Thursday, October 14, 2021


Today's post is more of a P.S.A.

Most of us are feeling the effects of aging.  This past summer, I noticed that I couldn't do as much as I normally accomplish.  It wasn't until 2 months ago when both of my hands were so painful, that I made an appointment with the hand doctor.  My neighbor complained that her hands were feeling awful too.  We concluded that something in the weather must be bothering the inevitable arthritis that comes with age.

Beth and I have had frequent conversations about preserving our hands.  For most of us, the things we love to do--sewing, gardening, and other hobbies require dexterity.

A 1920s redwork coverlet (maker unknown) features the maker's hand, initials, and wedding ring.

Last week I visited the doctor.  Dr. T is a great doctor and only does hands.  He performed my carpel tunnel surgery years ago.  Many of my quilt guild members go to him as well.  I finally got to visit him last week--yes, he is so popular that I had to wait over 2 months to see him.  By now, I felt better but I kept the appointment because I figured he could tell me how to cope with the arthritis.

Dr. T. begins each session by feeling your hands.  "I know it is probably arthritis," I told him.  "Some of the women in my family had terrible arthritis in their hands.  I was just hoping that I had inherited my Great-Grandmother Ester's hands.  She crocheted well into her 90s.  One day she said, 'don't bring me anymore yarn.' She passed two weeks later."

"Nope, not arthritis," said Dr. T.,  "I think you have tendonitis and it's in both hands."

From the same redwork coverlet, a motif that celebrated the birth of her baby with an outline of the baby's hand and birthdate.

X-rays confirmed the diagnosis and he injected steroids in each hand.  I cannot tell you what a relief it is to know that my hands are treatable.    

A few things surprised me.  With the exception of the one incident over the summer, I thought my hands were doing okay.  The progression of the problem was very gradual.  I have to assume that I am either obtuse (quite possible), too busy to stop and think about how I maneuvered my fingers, and/or just became accustomed to my lack of mobility.  I hadn't realized how swollen the top of my palms were or that I couldn't do certain things like meet fingers together, or make a tight fist.

So I'm sharing this with you today because maybe you too think that your hands are arthritic and that you too are being limited by the impact of aging.  If there is a hand specialist in your area, call them.  Even if the steroids don't work, there is a surgical procedure that can be done.

Since the appointment, I can't tell you how much I've thought about all the things I found difficult and now are explainable.  I tried machine quilting on my featherweight and found it difficult--it wasn't the machine, it was my hands. 
My embroidery had been frustrating because my hands seemed so clumsy and my stitches awkward.   Even weeding the garden was challenging.  I just accepted that I was older and that my hands tired more easily.

How did women preserve their hands before modern inventions like the sewing machine?  I don't know but somewhere along the line, I scanned this article.  It was originally published in 1890 and exemplifies the amount of work a woman's endured in just sewing:

So it will be a few weeks until I can tackle the garden again and do handwork.  Fortunately, Diann over at Little Penguin Quilts posted this tutorial for machine binding this week.  Both Beth and I have tried machine binding and didn't like the results.  This tutorial is different as you complete the binding in the front and not the back.  It's far from a perfect binding but at least I can work on my guild community project of placemats.  I'm sharing this in case you are experiencing similar problems. 

Dr. T. had one last gift for me.  "Looks like you may have inherited your great-grandmother's hands."  He brought up the x-ray to show me.  I have two small spots of arthritis on each thumb but my other digits are completely clear.  

Maybe I'll be able to quilt when I'm in my 90s!

Tomorrow is Flower Friday so if you have images to share, please email me at!

Have a safe and happy day!


  1. I'm so glad to hear it isn't arthritis and is treatable.
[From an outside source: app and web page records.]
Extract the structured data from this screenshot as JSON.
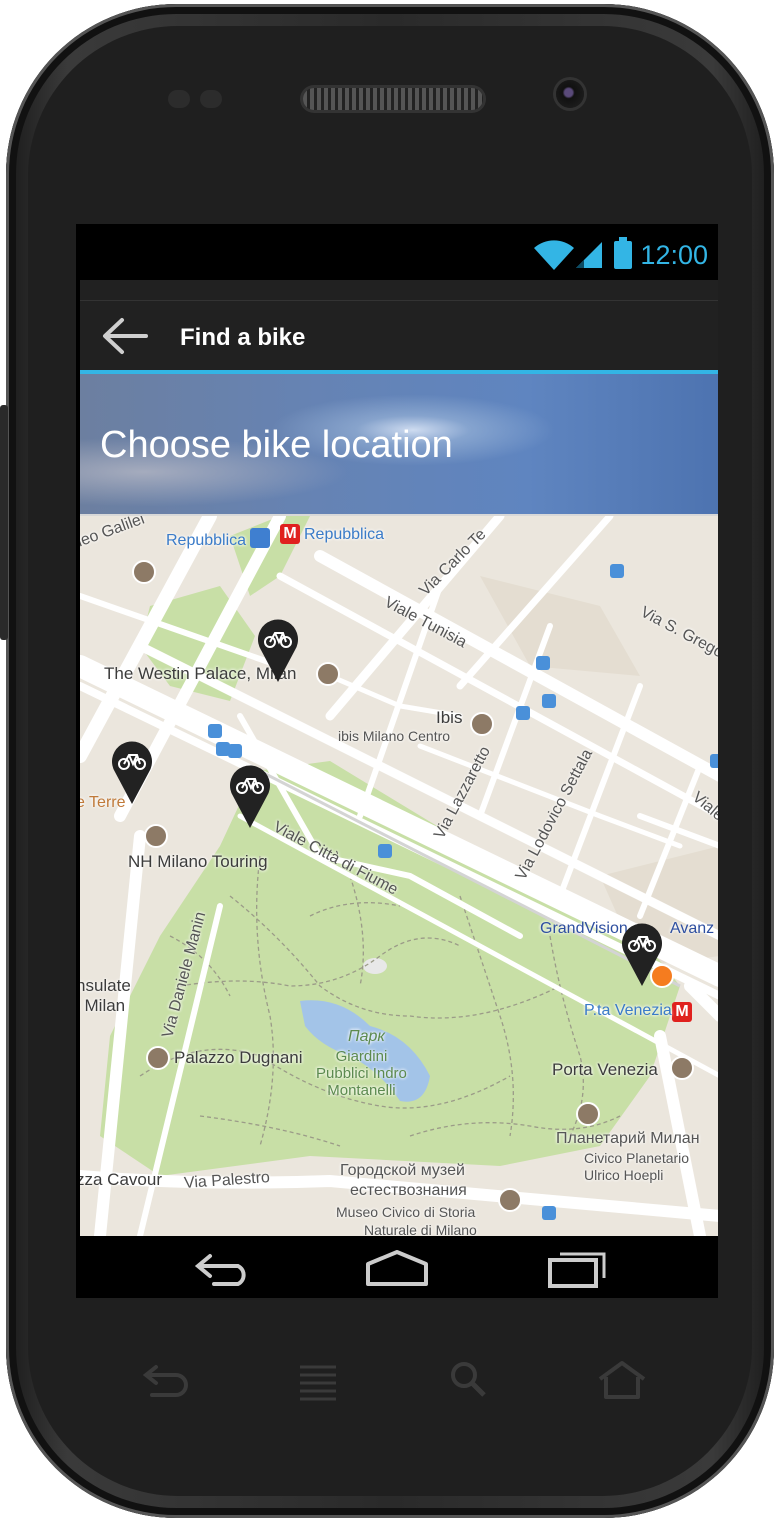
{
  "status_bar": {
    "time": "12:00",
    "wifi_icon": "wifi-icon",
    "signal_icon": "signal-icon",
    "battery_icon": "battery-icon",
    "accent_color": "#33b5e5"
  },
  "action_bar": {
    "back_icon": "arrow-back-icon",
    "title": "Find a bike"
  },
  "banner": {
    "heading": "Choose bike location"
  },
  "map": {
    "labels": {
      "galilei": "leo Galilei",
      "repubblica_bus": "Repubblica",
      "repubblica_metro": "Repubblica",
      "carlo_tenca": "Via Carlo Te",
      "viale_tunisia": "Viale Tunisia",
      "via_s_gregorio": "Via S. Grego",
      "westin": "The Westin Palace, Milan",
      "ibis": "Ibis",
      "ibis_centro": "ibis Milano Centro",
      "lazzaretto": "Via Lazzaretto",
      "settala": "Via Lodovico Settala",
      "viale_edge": "Viale",
      "terre": "e Terre",
      "nh": "NH Milano Touring",
      "citta_fiume": "Viale Città di Fiume",
      "daniele_manin": "Via Daniele Manin",
      "grandvision": "GrandVision",
      "avanz": "Avanz",
      "consulate_1": "nsulate",
      "consulate_2": "l Milan",
      "park_ital": "Парк",
      "giardini": "Giardini\nPubblici Indro\nMontanelli",
      "pta_venezia": "P.ta Venezia",
      "porta_venezia": "Porta Venezia",
      "palazzo": "Palazzo Dugnani",
      "planetarium_ru": "Планетарий Милан",
      "planetarium_it": "Civico Planetario\nUlrico Hoepli",
      "cavour": "zza Cavour",
      "palestro": "Via Palestro",
      "museum_ru_1": "Городской музей",
      "museum_ru_2": "естествознания",
      "museum_it_1": "Museo Civico di Storia",
      "museum_it_2": "Naturale di Milano",
      "metro_letter": "M",
      "restaurant_glyph": "🍴"
    },
    "bike_pins": [
      "bike-pin-westin",
      "bike-pin-terre",
      "bike-pin-touring",
      "bike-pin-venezia"
    ],
    "park_color": "#c8dfa6",
    "road_color": "#ffffff"
  },
  "nav_bar": {
    "back_icon": "nav-back-icon",
    "home_icon": "nav-home-icon",
    "recents_icon": "nav-recents-icon"
  },
  "hardware_keys": [
    "hw-back-icon",
    "hw-menu-icon",
    "hw-search-icon",
    "hw-home-icon"
  ]
}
How wonderful to you! (And probably others, too, now that you've told us.)
    "Number of Stitches in a Shirt" is interesting. I wonder who counted all those stitches! (Poor unlucky person.) Maybe they counted stitches in an inch and measured the length. I sometimes wonder how many stitches in a quilt but have never counted.
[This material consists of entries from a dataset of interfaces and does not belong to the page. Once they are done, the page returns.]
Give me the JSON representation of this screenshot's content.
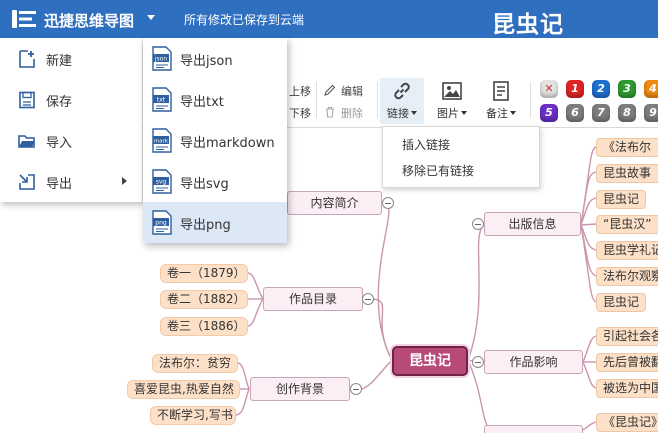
{
  "header": {
    "app_title": "迅捷思维导图",
    "save_status": "所有修改已保存到云端",
    "doc_title": "昆虫记"
  },
  "main_menu": {
    "items": [
      {
        "label": "新建",
        "icon": "new-file-icon"
      },
      {
        "label": "保存",
        "icon": "save-icon"
      },
      {
        "label": "导入",
        "icon": "folder-open-icon"
      },
      {
        "label": "导出",
        "icon": "export-icon"
      }
    ]
  },
  "export_menu": {
    "items": [
      {
        "label": "导出json",
        "badge": "json"
      },
      {
        "label": "导出txt",
        "badge": "txt"
      },
      {
        "label": "导出markdown",
        "badge": "mark"
      },
      {
        "label": "导出svg",
        "badge": "svg"
      },
      {
        "label": "导出png",
        "badge": "png",
        "active": true
      }
    ]
  },
  "toolbar": {
    "move_up_partial": "上移",
    "move_down_partial": "下移",
    "edit": "编辑",
    "delete": "删除",
    "link": "链接",
    "image": "图片",
    "note": "备注",
    "priority_row1": [
      "✕",
      "1",
      "2",
      "3",
      "4"
    ],
    "priority_row2": [
      "5",
      "6",
      "7",
      "8",
      "9"
    ],
    "priority_colors": {
      "clear": "#e0e0e0",
      "p1": "#e02424",
      "p2": "#1f6fd0",
      "p3": "#2f9a2f",
      "p4": "#f08a12",
      "p5": "#6a2fc7",
      "p6_plus": "#7d7d7d"
    }
  },
  "link_dropdown": {
    "items": [
      "插入链接",
      "移除已有链接"
    ]
  },
  "mindmap": {
    "root": "昆虫记",
    "topics": {
      "intro": "内容简介",
      "works": "作品目录",
      "background": "创作背景",
      "publish": "出版信息",
      "impact": "作品影响"
    },
    "works_leaves": [
      "卷一（1879）",
      "卷二（1882）",
      "卷三（1886）"
    ],
    "background_leaves": [
      "法布尔：贫穷",
      "喜爱昆虫,热爱自然",
      "不断学习,写书"
    ],
    "publish_leaves": [
      "《法布尔",
      "昆虫故事",
      "昆虫记",
      "“昆虫汉”",
      "昆虫学礼记",
      "法布尔观察",
      "昆虫记"
    ],
    "impact_leaves": [
      "引起社会各",
      "先后曾被翻",
      "被选为中国"
    ],
    "bottom_leaf": "《昆虫记》"
  },
  "colors": {
    "header_bg": "#2f6fc0",
    "root_fill": "#b84a7a",
    "topic_fill": "#fbeef4",
    "leaf_fill": "#fde0c8",
    "branch_line": "#c996ad"
  }
}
  2. The stitch list is so fun!
    Thanks for the PSA. I've been experiencing tennis elbow, but I'm calling it "sewing elbow" because that's where I got it. I have several exercises from the doc to perform, so whenever it shows up I start them again. No arthritis yet.

  3. Thank you for sharing this. I too struggle with painful/aching hands. I love it when , after I have done an our of hand quilting for instance, that my kitty comes and goes to sleep on my lap and the heat of her body eases the pain. I've even got compression gloves that I sometimes wear at night that help. My thumbs seem to be the part most involved, the muscle at the palm.
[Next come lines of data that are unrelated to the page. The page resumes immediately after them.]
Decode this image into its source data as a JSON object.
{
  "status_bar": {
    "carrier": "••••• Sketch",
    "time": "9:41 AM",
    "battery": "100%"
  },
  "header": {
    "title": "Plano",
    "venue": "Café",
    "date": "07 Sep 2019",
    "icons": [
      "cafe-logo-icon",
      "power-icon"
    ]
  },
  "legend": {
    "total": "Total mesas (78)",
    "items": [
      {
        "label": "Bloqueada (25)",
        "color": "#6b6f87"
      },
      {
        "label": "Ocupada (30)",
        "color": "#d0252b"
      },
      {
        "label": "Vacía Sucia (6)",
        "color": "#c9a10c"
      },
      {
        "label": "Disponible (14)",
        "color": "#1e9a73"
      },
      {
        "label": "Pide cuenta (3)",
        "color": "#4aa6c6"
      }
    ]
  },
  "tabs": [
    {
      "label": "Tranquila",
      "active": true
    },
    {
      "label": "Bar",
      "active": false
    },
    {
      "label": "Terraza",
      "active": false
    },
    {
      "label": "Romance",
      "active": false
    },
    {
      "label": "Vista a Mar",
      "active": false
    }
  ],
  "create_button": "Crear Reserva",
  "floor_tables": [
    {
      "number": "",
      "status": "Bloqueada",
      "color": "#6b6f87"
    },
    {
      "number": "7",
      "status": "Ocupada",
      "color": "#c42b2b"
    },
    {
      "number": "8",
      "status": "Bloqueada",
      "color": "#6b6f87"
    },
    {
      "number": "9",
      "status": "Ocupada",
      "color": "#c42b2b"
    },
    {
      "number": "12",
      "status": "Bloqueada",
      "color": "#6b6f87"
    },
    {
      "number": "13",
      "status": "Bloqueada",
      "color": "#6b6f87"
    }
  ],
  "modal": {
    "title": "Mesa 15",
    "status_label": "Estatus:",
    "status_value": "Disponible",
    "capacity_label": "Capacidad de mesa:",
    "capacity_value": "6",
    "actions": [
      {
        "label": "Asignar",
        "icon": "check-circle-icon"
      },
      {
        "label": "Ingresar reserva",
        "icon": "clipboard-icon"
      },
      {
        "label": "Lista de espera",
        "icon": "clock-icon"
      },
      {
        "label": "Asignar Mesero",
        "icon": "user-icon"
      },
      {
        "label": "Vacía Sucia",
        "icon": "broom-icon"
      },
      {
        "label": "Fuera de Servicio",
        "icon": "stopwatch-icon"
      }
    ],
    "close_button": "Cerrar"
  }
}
  4. I'm fortunate that my hands seem to be painfree (Knock on wood). However, I can't believe how old they look!! I had a picture taken with a friend and one hand is down at my side. When did they get so old and wrinkled!